In 1973, Sammeth joined the highly respected Katz-Gallin Enterprises, Personal Management Firm that not only represented the Osmonds, but many of the biggest names in Hollywood. He eventually began managing the careers of Joan Rivers, Cher, Olivia Newton-John, Lily Tomlin, Dolly Parton, and many others.[3] He soon became the scale show booker for Katz-Gallin, booking clients on shows such as Hollywood Squares, The Merv Griffin Show, the Mike Douglas Show, Dinah!, and The Tonight Show.

In 1983, Sammeth left Katz-Gallin and set up his own agency, The Bill Sammeth Organization, which is still in existence. His first clients were Cher,[4] Joan Rivers,[5] Olivia Newton-John and KC and the Sunshine Band[3], and Adam Bowen.

Television and Writing[edit]

Sammeth appeared onITV’s Soapstar Superstar with Cilla Black, where he was referred to as the "American Simon Cowell", and his no holds barred commentary led him to be known as “that over the top, over opinionated American Manager” in the English dailies. On Sammeth’s very first show, he took exception to contestant Wendy Peters wardrobe, and advised her to accentuate the positive and to cover up the negative, “like your arms”, which led to immediate press for the show and Sammeth.[6] For the second season, the judging team consisted of Sammeth, Martine McCutcheon, and Michael Ball.

Sammeth also wrote for The Late Show starring Joan Rivers which aired on Fox from 1986 to 1988. He executive produced the TV Movie Joan Rivers and Friends Salute Heidi Abromowitz[7] in 1985, as well the Mirage[8] in 1990. He also appeared in the documentary Joan Rivers: A Piece of Work.[9]

Sammeth's memoir was released in 2013.[needs update][10]


In 1999, after being fired by Cher, days before singing the national anthem at the Super Bowl, Sammeth sued the singer/actress for "unspecified damages", claiming that he was to receive 15% of the profits of Cher's album Believe.[11]

Sammeth sued Joan Rivers for defamation and owed money,[12] after he was fired directly after Rivers' win on The Celebrity Apprentice.
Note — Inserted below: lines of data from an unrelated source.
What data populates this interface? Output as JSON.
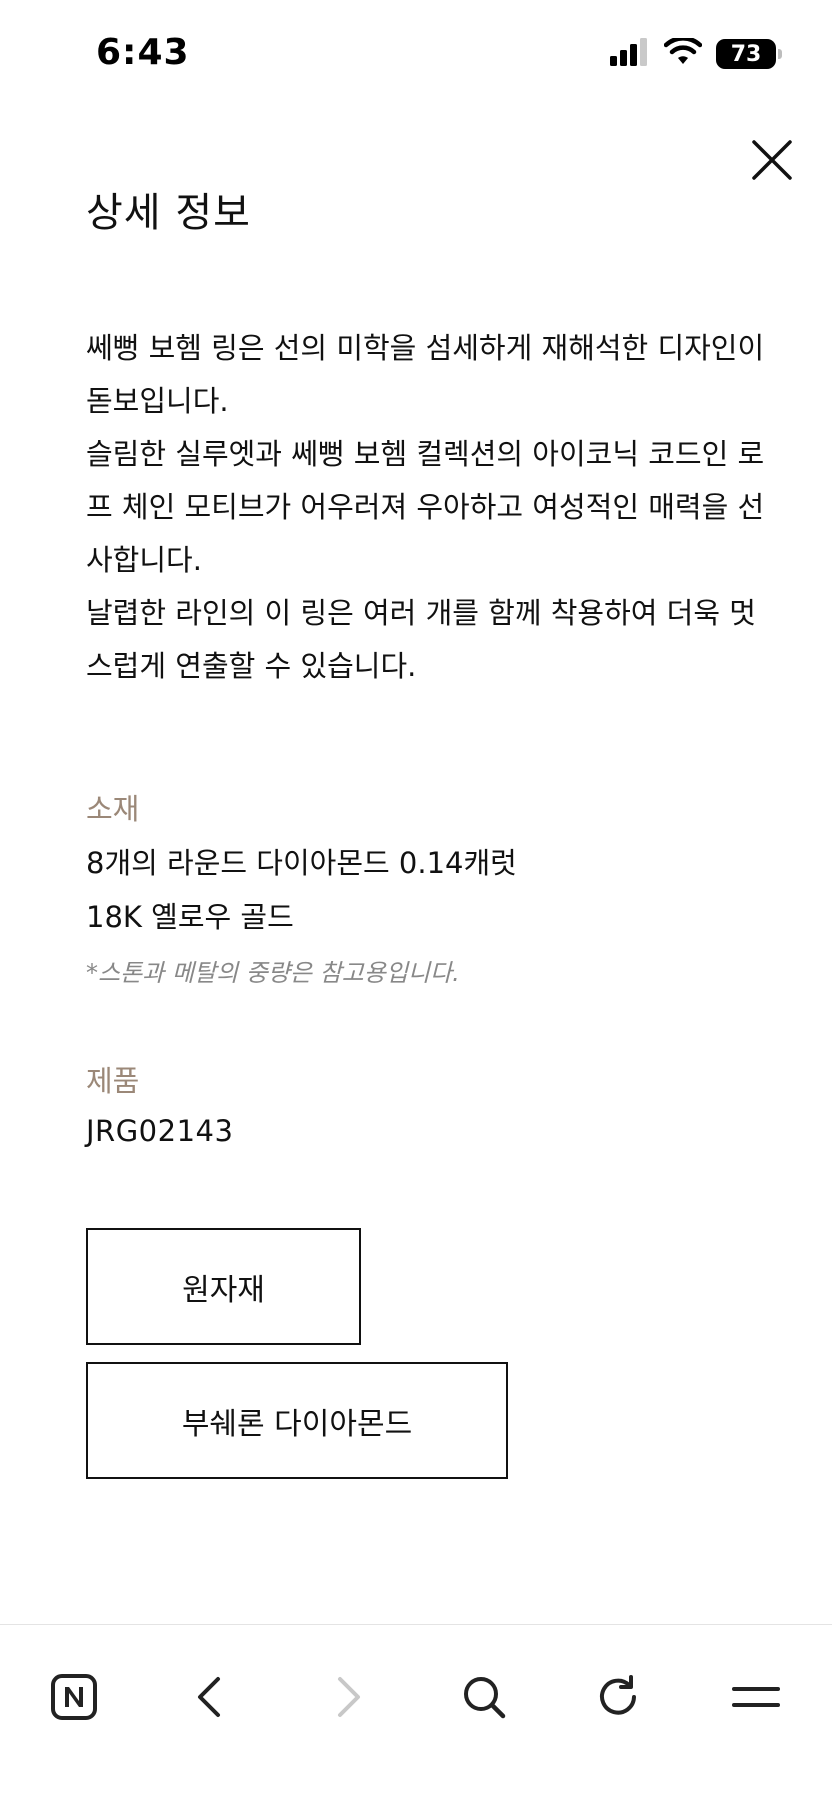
{
  "status_bar": {
    "time": "6:43",
    "battery": "73",
    "icons": [
      "cellular-signal-icon",
      "wifi-icon",
      "battery-icon"
    ]
  },
  "header": {
    "title": "상세 정보",
    "close_icon": "close-icon"
  },
  "description": {
    "paragraphs": [
      "쎄뻥 보헴 링은 선의 미학을 섬세하게 재해석한 디자인이 돋보입니다.",
      "슬림한 실루엣과 쎄뻥 보헴 컬렉션의 아이코닉 코드인 로프 체인 모티브가 어우러져 우아하고 여성적인 매력을 선사합니다.",
      "날렵한 라인의 이 링은 여러 개를 함께 착용하여 더욱 멋스럽게 연출할 수 있습니다."
    ]
  },
  "material": {
    "label": "소재",
    "lines": [
      "8개의 라운드 다이아몬드 0.14캐럿",
      "18K 옐로우 골드"
    ],
    "note": "*스톤과 메탈의 중량은 참고용입니다."
  },
  "product": {
    "label": "제품",
    "code": "JRG02143"
  },
  "buttons": {
    "raw_material": "원자재",
    "boucheron_diamond": "부쉐론 다이아몬드"
  },
  "toolbar": {
    "items": [
      "naver-n-icon",
      "back-icon",
      "forward-icon",
      "search-icon",
      "reload-icon",
      "menu-icon"
    ]
  },
  "colors": {
    "accent_label": "#9b8878",
    "text": "#111111",
    "note": "#888888",
    "disabled_icon": "#c8c8c8"
  }
}
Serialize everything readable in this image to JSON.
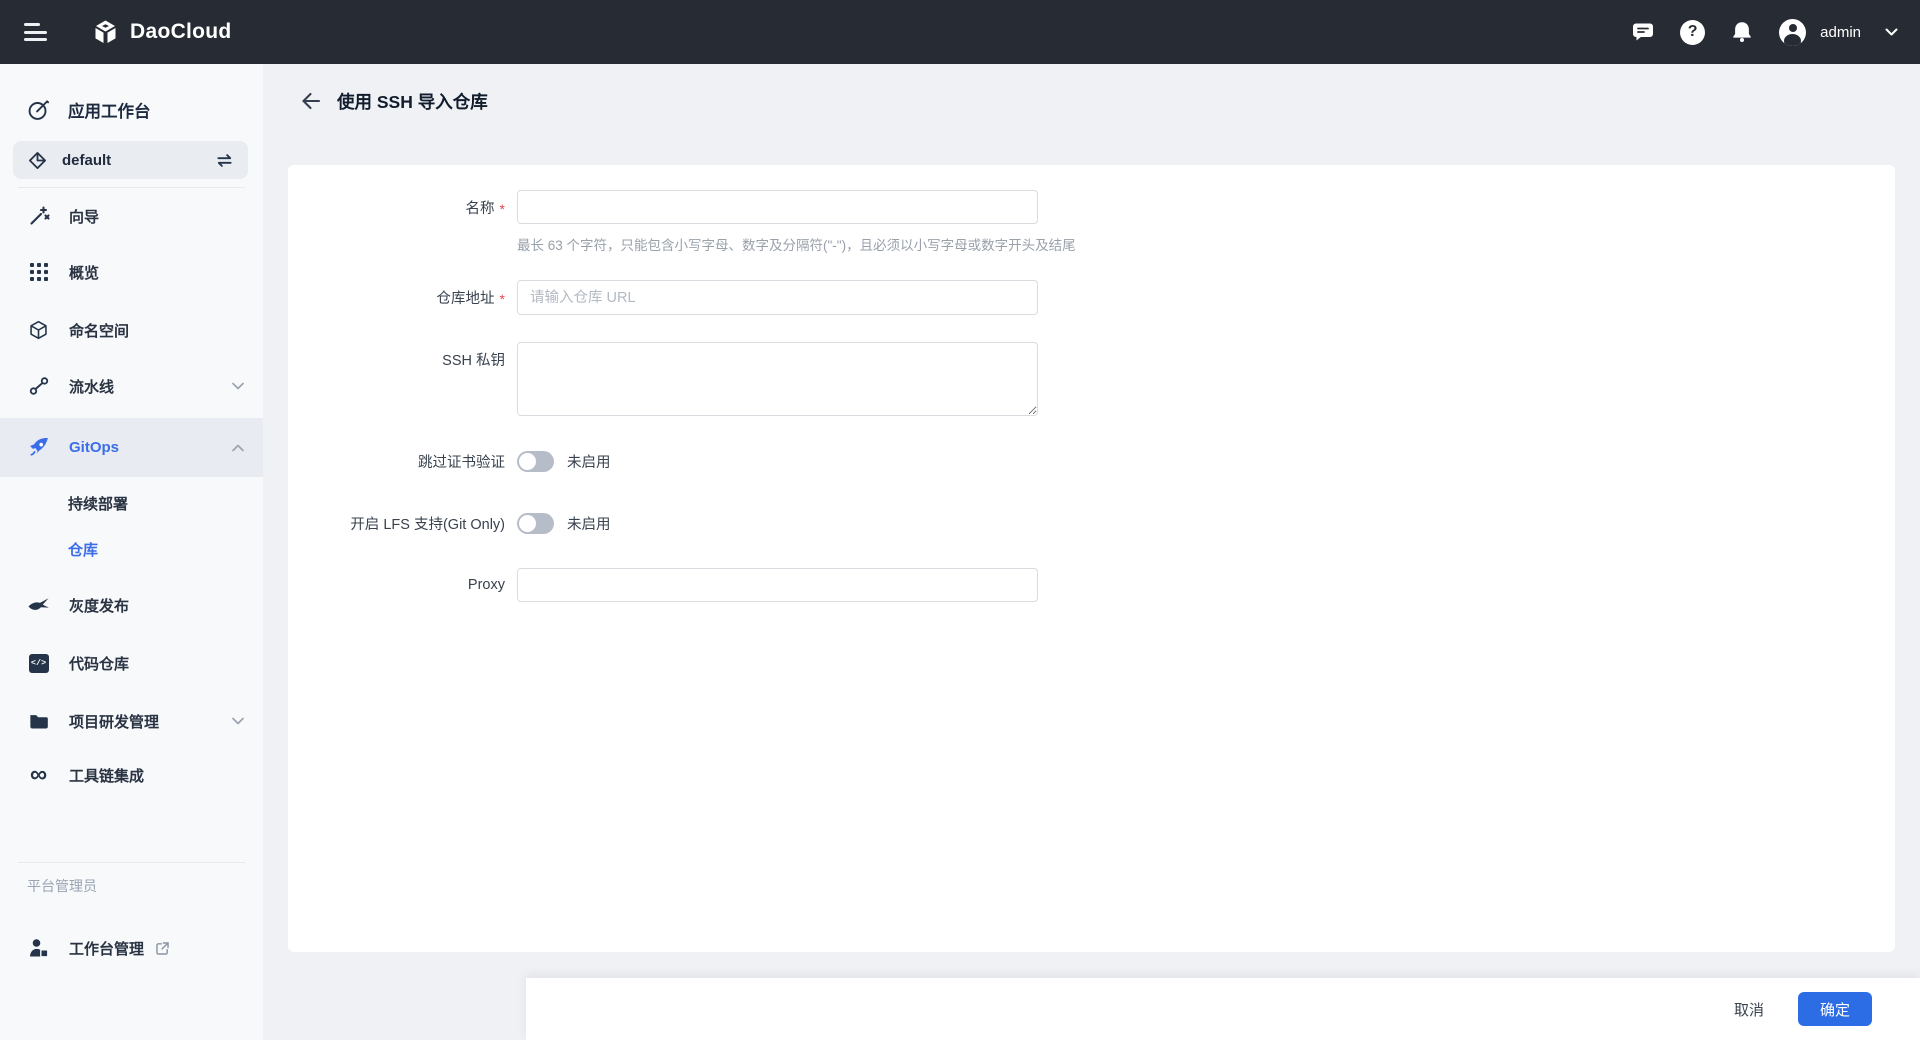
{
  "topbar": {
    "brand": "DaoCloud",
    "user": {
      "name": "admin"
    },
    "icons": {
      "menu": "menu-icon",
      "logo": "daocloud-logo",
      "message": "message-icon",
      "help": "help-icon",
      "help_glyph": "?",
      "bell": "bell-icon",
      "avatar": "avatar",
      "chevron": "chevron-down-icon"
    }
  },
  "sidebar": {
    "header": {
      "label": "应用工作台",
      "icon": "workbench-icon"
    },
    "workspace": {
      "label": "default",
      "icon": "workspace-icon",
      "switch_icon": "switch-workspace-icon"
    },
    "items": [
      {
        "label": "向导",
        "icon": "wand-icon"
      },
      {
        "label": "概览",
        "icon": "grid-icon"
      },
      {
        "label": "命名空间",
        "icon": "namespace-cube-icon"
      },
      {
        "label": "流水线",
        "icon": "pipeline-icon",
        "chevron": "down"
      },
      {
        "label": "GitOps",
        "icon": "rocket-icon",
        "chevron": "up",
        "active": true
      },
      {
        "label": "持续部署",
        "child": true
      },
      {
        "label": "仓库",
        "child": true,
        "active": true
      },
      {
        "label": "灰度发布",
        "icon": "bird-icon"
      },
      {
        "label": "代码仓库",
        "icon": "code-repo-icon",
        "glyph": "</>"
      },
      {
        "label": "项目研发管理",
        "icon": "folder-icon",
        "chevron": "down"
      },
      {
        "label": "工具链集成",
        "icon": "infinity-icon",
        "glyph": "∞"
      }
    ],
    "section_label": "平台管理员",
    "admin_item": {
      "label": "工作台管理",
      "icon": "admin-workbench-icon",
      "external_icon": "external-link-icon"
    }
  },
  "page": {
    "title": "使用 SSH 导入仓库",
    "back_icon": "back-arrow-icon"
  },
  "form": {
    "required_mark": "*",
    "fields": {
      "name": {
        "label": "名称",
        "required": true,
        "value": "",
        "helper": "最长 63 个字符，只能包含小写字母、数字及分隔符(\"-\")，且必须以小写字母或数字开头及结尾"
      },
      "repo_url": {
        "label": "仓库地址",
        "required": true,
        "value": "",
        "placeholder": "请输入仓库 URL"
      },
      "ssh_key": {
        "label": "SSH 私钥",
        "value": ""
      },
      "skip_cert_verify": {
        "label": "跳过证书验证",
        "enabled": false,
        "state_label": "未启用"
      },
      "lfs_support": {
        "label": "开启 LFS 支持(Git Only)",
        "enabled": false,
        "state_label": "未启用"
      },
      "proxy": {
        "label": "Proxy",
        "value": ""
      }
    }
  },
  "footer": {
    "cancel_label": "取消",
    "confirm_label": "确定"
  },
  "colors": {
    "topbar_bg": "#272c34",
    "sidebar_bg": "#f7f9fb",
    "main_bg": "#eff1f5",
    "active_blue": "#3b6de8",
    "primary_button": "#2c6ce5",
    "required_red": "#e5484d",
    "toggle_off": "#b6bdc8"
  }
}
He claims that her portrayal of him as the "missing manager" in her documentary Joan Rivers: A Piece of Work was defamatory to his career and that she owed him money for expenses he covered with his own credit cards during the filming of Celebrity Apprentice.[10]

Awards and Nominations[edit]

Sammeth was nominated as Personal Manager of the Year in the Pollstar Awards and was awarded Personal Manager of the Year by the Conference of Personal Managers in 1985.[13]